#### Work to complete
Work out how many lines in the data hold the word "this", and reply with that number only.

#### Records from a data collection

++++

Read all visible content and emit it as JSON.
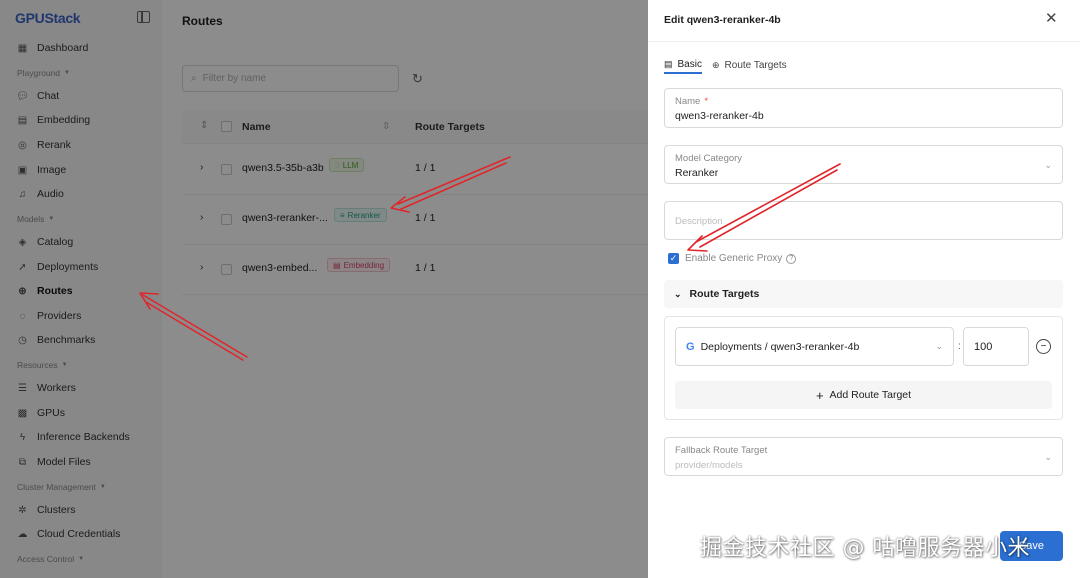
{
  "app": {
    "logo": "GPUStack"
  },
  "sidebar": {
    "items": [
      {
        "label": "Dashboard",
        "icon": "grid-icon"
      },
      {
        "section": "Playground"
      },
      {
        "label": "Chat",
        "icon": "chat-icon"
      },
      {
        "label": "Embedding",
        "icon": "embedding-icon"
      },
      {
        "label": "Rerank",
        "icon": "rerank-icon"
      },
      {
        "label": "Image",
        "icon": "image-icon"
      },
      {
        "label": "Audio",
        "icon": "audio-icon"
      },
      {
        "section": "Models"
      },
      {
        "label": "Catalog",
        "icon": "layers-icon"
      },
      {
        "label": "Deployments",
        "icon": "rocket-icon"
      },
      {
        "label": "Routes",
        "icon": "routes-icon",
        "active": true
      },
      {
        "label": "Providers",
        "icon": "providers-icon"
      },
      {
        "label": "Benchmarks",
        "icon": "benchmark-icon"
      },
      {
        "section": "Resources"
      },
      {
        "label": "Workers",
        "icon": "server-icon"
      },
      {
        "label": "GPUs",
        "icon": "chip-icon"
      },
      {
        "label": "Inference Backends",
        "icon": "bolt-icon"
      },
      {
        "label": "Model Files",
        "icon": "files-icon"
      },
      {
        "section": "Cluster Management"
      },
      {
        "label": "Clusters",
        "icon": "cluster-icon"
      },
      {
        "label": "Cloud Credentials",
        "icon": "cloud-icon"
      },
      {
        "section": "Access Control"
      }
    ]
  },
  "main": {
    "title": "Routes",
    "filter_placeholder": "Filter by name",
    "columns": {
      "name": "Name",
      "targets": "Route Targets"
    },
    "rows": [
      {
        "name": "qwen3.5-35b-a3b",
        "tag": "LLM",
        "tag_type": "llm",
        "targets": "1 / 1"
      },
      {
        "name": "qwen3-reranker-...",
        "tag": "Reranker",
        "tag_type": "rerank",
        "targets": "1 / 1"
      },
      {
        "name": "qwen3-embed...",
        "tag": "Embedding",
        "tag_type": "embed",
        "targets": "1 / 1"
      }
    ]
  },
  "drawer": {
    "title": "Edit qwen3-reranker-4b",
    "tabs": [
      {
        "label": "Basic",
        "active": true
      },
      {
        "label": "Route Targets"
      }
    ],
    "name_label": "Name",
    "name_required": "*",
    "name_value": "qwen3-reranker-4b",
    "category_label": "Model Category",
    "category_value": "Reranker",
    "description_label": "Description",
    "generic_proxy_label": "Enable Generic Proxy",
    "generic_proxy_checked": true,
    "route_targets_section": "Route Targets",
    "target_select_value": "Deployments / qwen3-reranker-4b",
    "target_weight": "100",
    "add_target_label": "Add Route Target",
    "fallback_label": "Fallback Route Target",
    "fallback_placeholder": "provider/models",
    "save_label": "Save"
  },
  "watermark": "掘金技术社区 @ 咕噜服务器小米",
  "colors": {
    "accent": "#2a6fd1",
    "annotation_arrow": "#e0262b",
    "logo": "#3b63c9"
  }
}
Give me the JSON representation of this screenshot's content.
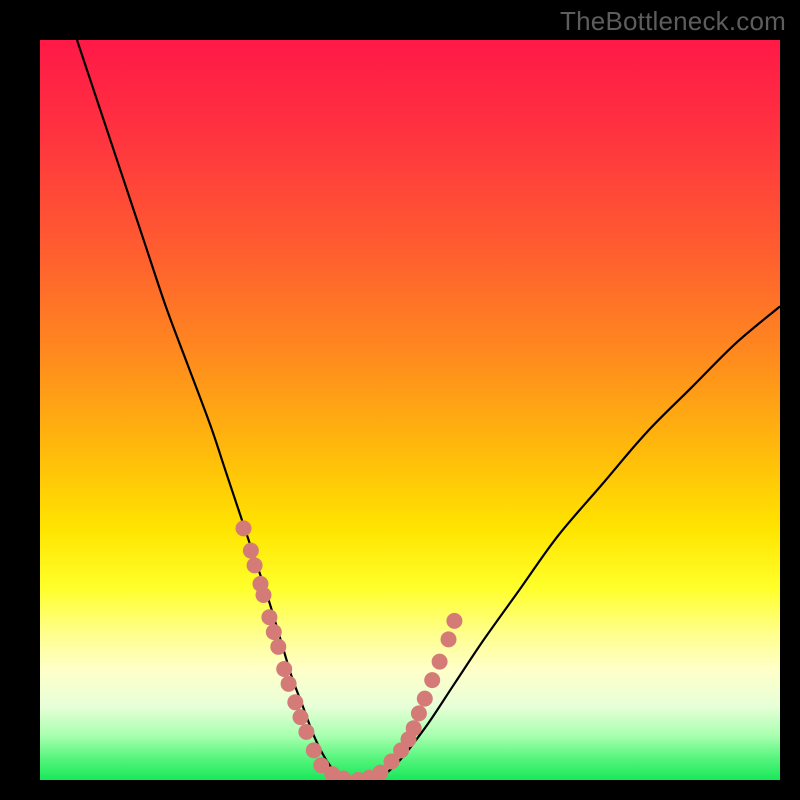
{
  "watermark": "TheBottleneck.com",
  "chart_data": {
    "type": "line",
    "title": "",
    "xlabel": "",
    "ylabel": "",
    "xlim": [
      0,
      100
    ],
    "ylim": [
      0,
      100
    ],
    "axes_visible": false,
    "grid": false,
    "legend": false,
    "gradient_stops": [
      {
        "offset": 0,
        "color": "#ff1947"
      },
      {
        "offset": 12,
        "color": "#ff3140"
      },
      {
        "offset": 28,
        "color": "#ff5c30"
      },
      {
        "offset": 42,
        "color": "#ff881f"
      },
      {
        "offset": 55,
        "color": "#ffb80c"
      },
      {
        "offset": 66,
        "color": "#ffe400"
      },
      {
        "offset": 74,
        "color": "#ffff2a"
      },
      {
        "offset": 80,
        "color": "#ffff8a"
      },
      {
        "offset": 85,
        "color": "#ffffc8"
      },
      {
        "offset": 90,
        "color": "#e8ffd8"
      },
      {
        "offset": 94,
        "color": "#a8ffb0"
      },
      {
        "offset": 97,
        "color": "#58f57e"
      },
      {
        "offset": 100,
        "color": "#18e85a"
      }
    ],
    "series": [
      {
        "name": "bottleneck-curve",
        "stroke": "#000000",
        "stroke_width": 2.2,
        "x": [
          5,
          8,
          11,
          14,
          17,
          20,
          23,
          25,
          27,
          29,
          31,
          32.5,
          34,
          35.5,
          37,
          38.5,
          40,
          42,
          45,
          48,
          52,
          56,
          60,
          65,
          70,
          76,
          82,
          88,
          94,
          100
        ],
        "y": [
          100,
          91,
          82,
          73,
          64,
          56,
          48,
          42,
          36,
          30,
          24,
          19,
          14,
          10,
          6,
          3,
          1,
          0,
          0,
          2,
          7,
          13,
          19,
          26,
          33,
          40,
          47,
          53,
          59,
          64
        ]
      },
      {
        "name": "sample-dots",
        "type": "scatter",
        "marker": "circle",
        "marker_size": 8,
        "fill": "#d47b78",
        "stroke": "none",
        "x": [
          27.5,
          28.5,
          29.0,
          29.8,
          30.2,
          31.0,
          31.6,
          32.2,
          33.0,
          33.6,
          34.5,
          35.2,
          36.0,
          37.0,
          38.0,
          39.5,
          41.0,
          43.0,
          44.5,
          46.0,
          47.5,
          48.8,
          49.8,
          50.5,
          51.2,
          52.0,
          53.0,
          54.0,
          55.2,
          56.0
        ],
        "y": [
          34.0,
          31.0,
          29.0,
          26.5,
          25.0,
          22.0,
          20.0,
          18.0,
          15.0,
          13.0,
          10.5,
          8.5,
          6.5,
          4.0,
          2.0,
          0.8,
          0.2,
          0.0,
          0.3,
          1.0,
          2.5,
          4.0,
          5.5,
          7.0,
          9.0,
          11.0,
          13.5,
          16.0,
          19.0,
          21.5
        ]
      }
    ]
  }
}
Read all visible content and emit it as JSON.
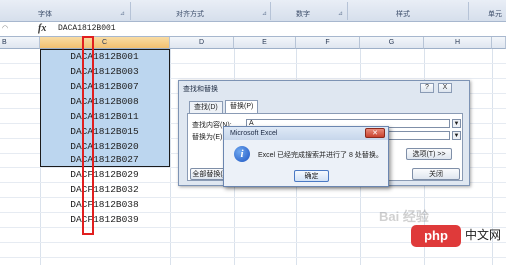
{
  "ribbon": {
    "groups": [
      "字体",
      "对齐方式",
      "数字",
      "样式",
      "单元"
    ]
  },
  "formula_bar": {
    "fx": "fx",
    "value": "DACA1812B001"
  },
  "columns": {
    "b": "B",
    "c": "C",
    "d": "D",
    "e": "E",
    "f": "F",
    "g": "G",
    "h": "H"
  },
  "cells": [
    "DACA1812B001",
    "DACA1812B003",
    "DACA1812B007",
    "DACA1812B008",
    "DACA1812B011",
    "DACA1812B015",
    "DACA1812B020",
    "DACA1812B027",
    "DACF1812B029",
    "DACF1812B032",
    "DACF1812B038",
    "DACF1812B039"
  ],
  "find_replace": {
    "title": "查找和替换",
    "help": "?",
    "close": "X",
    "tab_find": "查找(D)",
    "tab_replace": "替换(P)",
    "find_label": "查找内容(N):",
    "find_value": "A",
    "replace_label": "替换为(E):",
    "replace_value": "F",
    "options_button": "选项(T) >>",
    "replace_all_button": "全部替换(A)",
    "close_button": "关闭"
  },
  "message": {
    "title": "Microsoft Excel",
    "text": "Excel 已经完成搜索并进行了 8 处替换。",
    "ok": "确定"
  },
  "watermarks": {
    "baidu": "Bai 经验",
    "php": "php",
    "cn": "中文网"
  }
}
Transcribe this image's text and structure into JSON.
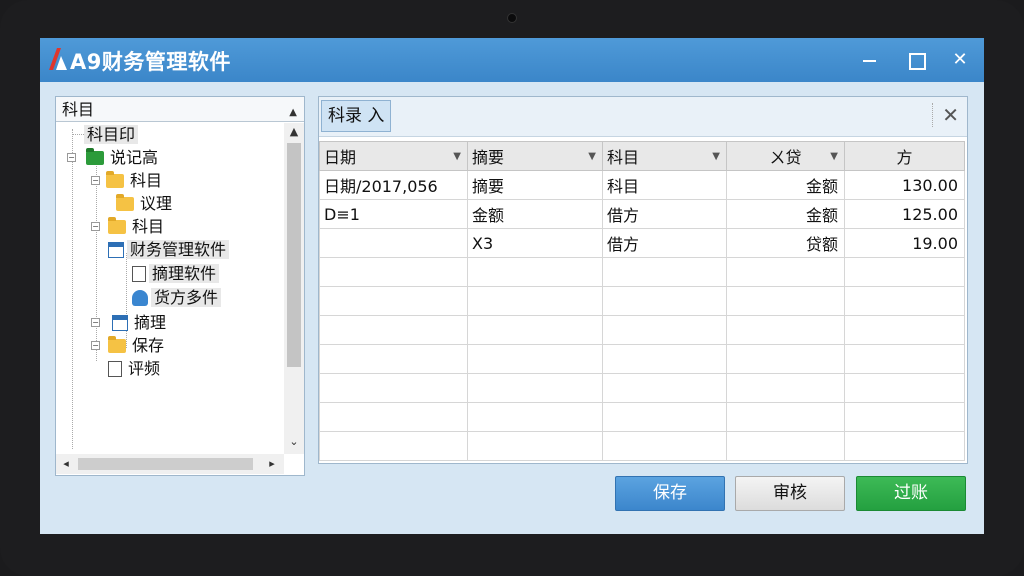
{
  "app": {
    "title": "A9财务管理软件",
    "brand_color": "#3b86c9"
  },
  "tree": {
    "header": "科目",
    "nodes": [
      {
        "label": "科目印",
        "icon": "none",
        "highlight": true
      },
      {
        "label": "说记高",
        "icon": "folder-green-icon",
        "highlight": false
      },
      {
        "label": "科目",
        "icon": "folder-icon",
        "highlight": false
      },
      {
        "label": "议理",
        "icon": "folder-icon",
        "highlight": false
      },
      {
        "label": "科目",
        "icon": "folder-icon",
        "highlight": false
      },
      {
        "label": "财务管理软件",
        "icon": "document-icon",
        "highlight": true
      },
      {
        "label": "摘理软件",
        "icon": "document-icon",
        "highlight": true
      },
      {
        "label": "货方多件",
        "icon": "database-icon",
        "highlight": true
      },
      {
        "label": "摘理",
        "icon": "document-icon",
        "highlight": false
      },
      {
        "label": "保存",
        "icon": "folder-icon",
        "highlight": false
      },
      {
        "label": "评频",
        "icon": "document-icon",
        "highlight": false
      }
    ]
  },
  "grid": {
    "tab_label": "科录 入",
    "columns": [
      "日期",
      "摘要",
      "科目",
      "ㄨ贷",
      "方"
    ],
    "rows": [
      [
        "日期/2017,056",
        "摘要",
        "科目",
        "金额",
        "130.00"
      ],
      [
        "D≡1",
        "金额",
        "借方",
        "金额",
        "125.00"
      ],
      [
        "",
        "X3",
        "借方",
        "贷额",
        "19.00"
      ],
      [
        "",
        "",
        "",
        "",
        ""
      ],
      [
        "",
        "",
        "",
        "",
        ""
      ],
      [
        "",
        "",
        "",
        "",
        ""
      ],
      [
        "",
        "",
        "",
        "",
        ""
      ],
      [
        "",
        "",
        "",
        "",
        ""
      ],
      [
        "",
        "",
        "",
        "",
        ""
      ],
      [
        "",
        "",
        "",
        "",
        ""
      ]
    ]
  },
  "buttons": {
    "save": "保存",
    "audit": "审核",
    "post": "过账"
  },
  "colors": {
    "save_button": "#3c86cc",
    "post_button": "#24a040"
  }
}
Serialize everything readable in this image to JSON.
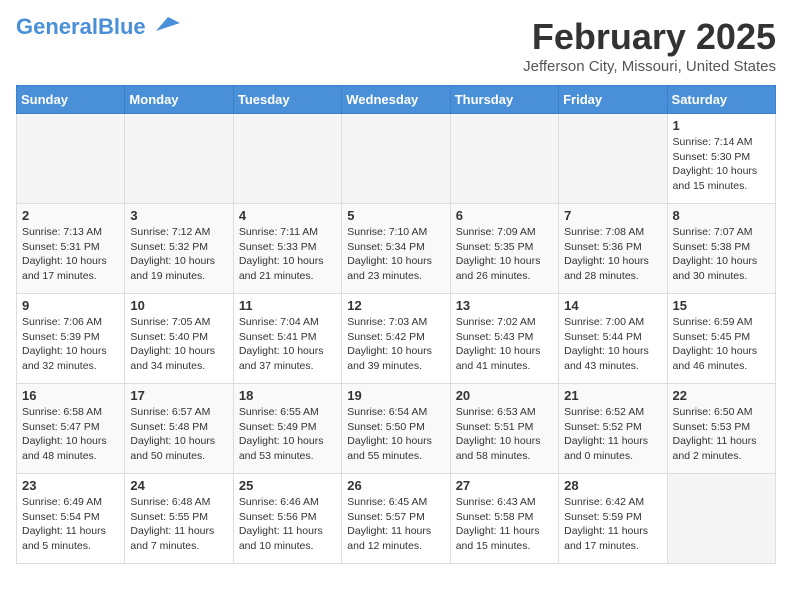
{
  "header": {
    "logo_general": "General",
    "logo_blue": "Blue",
    "month_title": "February 2025",
    "location": "Jefferson City, Missouri, United States"
  },
  "weekdays": [
    "Sunday",
    "Monday",
    "Tuesday",
    "Wednesday",
    "Thursday",
    "Friday",
    "Saturday"
  ],
  "weeks": [
    [
      {
        "day": "",
        "info": ""
      },
      {
        "day": "",
        "info": ""
      },
      {
        "day": "",
        "info": ""
      },
      {
        "day": "",
        "info": ""
      },
      {
        "day": "",
        "info": ""
      },
      {
        "day": "",
        "info": ""
      },
      {
        "day": "1",
        "info": "Sunrise: 7:14 AM\nSunset: 5:30 PM\nDaylight: 10 hours and 15 minutes."
      }
    ],
    [
      {
        "day": "2",
        "info": "Sunrise: 7:13 AM\nSunset: 5:31 PM\nDaylight: 10 hours and 17 minutes."
      },
      {
        "day": "3",
        "info": "Sunrise: 7:12 AM\nSunset: 5:32 PM\nDaylight: 10 hours and 19 minutes."
      },
      {
        "day": "4",
        "info": "Sunrise: 7:11 AM\nSunset: 5:33 PM\nDaylight: 10 hours and 21 minutes."
      },
      {
        "day": "5",
        "info": "Sunrise: 7:10 AM\nSunset: 5:34 PM\nDaylight: 10 hours and 23 minutes."
      },
      {
        "day": "6",
        "info": "Sunrise: 7:09 AM\nSunset: 5:35 PM\nDaylight: 10 hours and 26 minutes."
      },
      {
        "day": "7",
        "info": "Sunrise: 7:08 AM\nSunset: 5:36 PM\nDaylight: 10 hours and 28 minutes."
      },
      {
        "day": "8",
        "info": "Sunrise: 7:07 AM\nSunset: 5:38 PM\nDaylight: 10 hours and 30 minutes."
      }
    ],
    [
      {
        "day": "9",
        "info": "Sunrise: 7:06 AM\nSunset: 5:39 PM\nDaylight: 10 hours and 32 minutes."
      },
      {
        "day": "10",
        "info": "Sunrise: 7:05 AM\nSunset: 5:40 PM\nDaylight: 10 hours and 34 minutes."
      },
      {
        "day": "11",
        "info": "Sunrise: 7:04 AM\nSunset: 5:41 PM\nDaylight: 10 hours and 37 minutes."
      },
      {
        "day": "12",
        "info": "Sunrise: 7:03 AM\nSunset: 5:42 PM\nDaylight: 10 hours and 39 minutes."
      },
      {
        "day": "13",
        "info": "Sunrise: 7:02 AM\nSunset: 5:43 PM\nDaylight: 10 hours and 41 minutes."
      },
      {
        "day": "14",
        "info": "Sunrise: 7:00 AM\nSunset: 5:44 PM\nDaylight: 10 hours and 43 minutes."
      },
      {
        "day": "15",
        "info": "Sunrise: 6:59 AM\nSunset: 5:45 PM\nDaylight: 10 hours and 46 minutes."
      }
    ],
    [
      {
        "day": "16",
        "info": "Sunrise: 6:58 AM\nSunset: 5:47 PM\nDaylight: 10 hours and 48 minutes."
      },
      {
        "day": "17",
        "info": "Sunrise: 6:57 AM\nSunset: 5:48 PM\nDaylight: 10 hours and 50 minutes."
      },
      {
        "day": "18",
        "info": "Sunrise: 6:55 AM\nSunset: 5:49 PM\nDaylight: 10 hours and 53 minutes."
      },
      {
        "day": "19",
        "info": "Sunrise: 6:54 AM\nSunset: 5:50 PM\nDaylight: 10 hours and 55 minutes."
      },
      {
        "day": "20",
        "info": "Sunrise: 6:53 AM\nSunset: 5:51 PM\nDaylight: 10 hours and 58 minutes."
      },
      {
        "day": "21",
        "info": "Sunrise: 6:52 AM\nSunset: 5:52 PM\nDaylight: 11 hours and 0 minutes."
      },
      {
        "day": "22",
        "info": "Sunrise: 6:50 AM\nSunset: 5:53 PM\nDaylight: 11 hours and 2 minutes."
      }
    ],
    [
      {
        "day": "23",
        "info": "Sunrise: 6:49 AM\nSunset: 5:54 PM\nDaylight: 11 hours and 5 minutes."
      },
      {
        "day": "24",
        "info": "Sunrise: 6:48 AM\nSunset: 5:55 PM\nDaylight: 11 hours and 7 minutes."
      },
      {
        "day": "25",
        "info": "Sunrise: 6:46 AM\nSunset: 5:56 PM\nDaylight: 11 hours and 10 minutes."
      },
      {
        "day": "26",
        "info": "Sunrise: 6:45 AM\nSunset: 5:57 PM\nDaylight: 11 hours and 12 minutes."
      },
      {
        "day": "27",
        "info": "Sunrise: 6:43 AM\nSunset: 5:58 PM\nDaylight: 11 hours and 15 minutes."
      },
      {
        "day": "28",
        "info": "Sunrise: 6:42 AM\nSunset: 5:59 PM\nDaylight: 11 hours and 17 minutes."
      },
      {
        "day": "",
        "info": ""
      }
    ]
  ]
}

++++

#### Expected answer
3